Think of market capitalization like the size of a big cake at a party. High-risk investments are like taking a slice of that cake. Sometimes, when you take a big slice, you might get a lot of cake, but other times, you might end up with just crumbs. This is a bit like gambling because you’re taking a chance to get something big, but it can be risky.

During times when the cake is growing really fast, like when everyone is crazy about a new kind of cake, people might rush to take slices without thinking too much about it. This happened during the dot-com bubble when everyone was excited about internet companies, and also with cryptocurrencies recently.

When the cake is growing fast, it can be hard for people to make smart choices. They might get caught up in the excitement and forget to think carefully. This can be a problem because investing should be about making smart decisions, not just guessing.

It’s important for people to understand that investing isn’t the same as gambling. We need to be careful and make choices based on good information, not just excitement. Companies and people who tell us about investing should be honest and clear, so we can make the best choices.

This dynamic is akin to the burgeoning field of online sports betting in India, where rapid shifts in betting odds can mirror the swift changes in market cap, influencing investor and gambler behavior alike.


Market capitalization is like measuring how big a company is in money terms. It helps us understand how much risk there is in investing in that company and how to make smart choices about where to put our money. We’ve learned that small companies and big ones are different in how their market cap is figured out. We’ve also seen that while market cap is useful, it’s not the only thing to look at when deciding where to invest.

As time goes on, market cap will stay important, but it will change because new things like digital money and different ways of doing finance are becoming more popular.

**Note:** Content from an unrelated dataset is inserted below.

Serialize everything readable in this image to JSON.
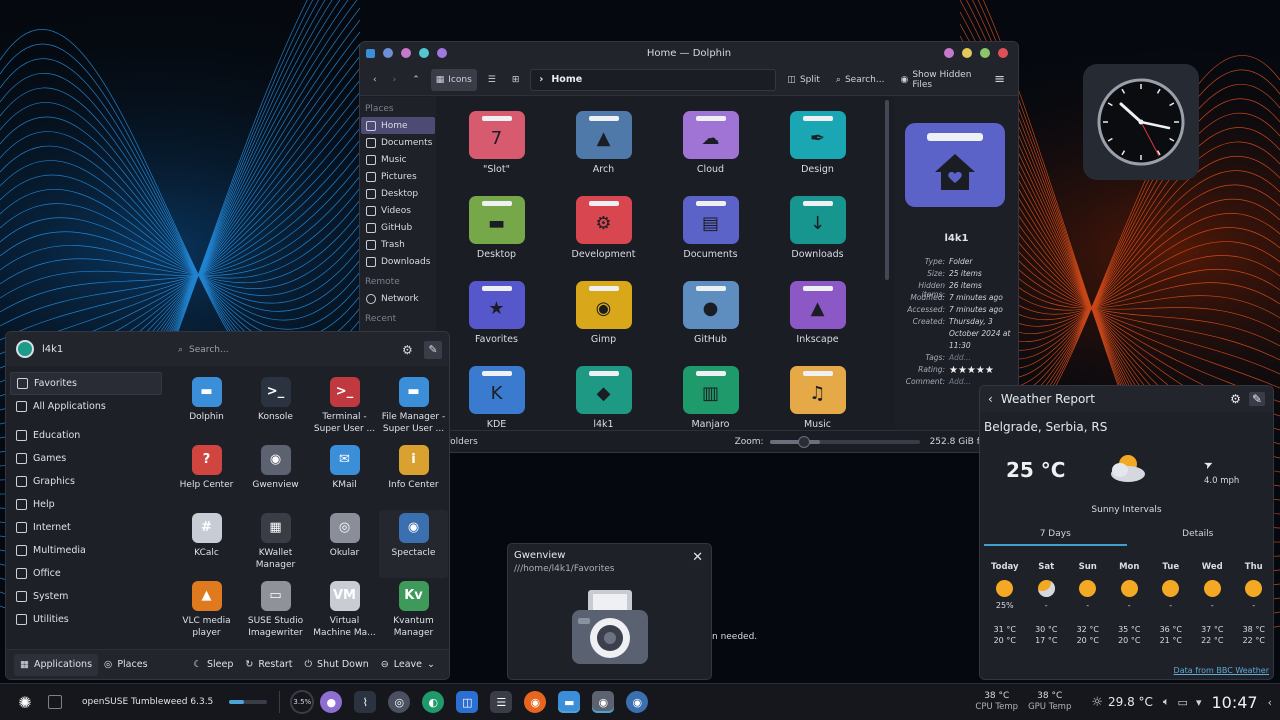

This means we’ll need to keep learning about how to use market cap well. We might also see new and better ways of looking at market cap that help us understand the economy and the stock market even more.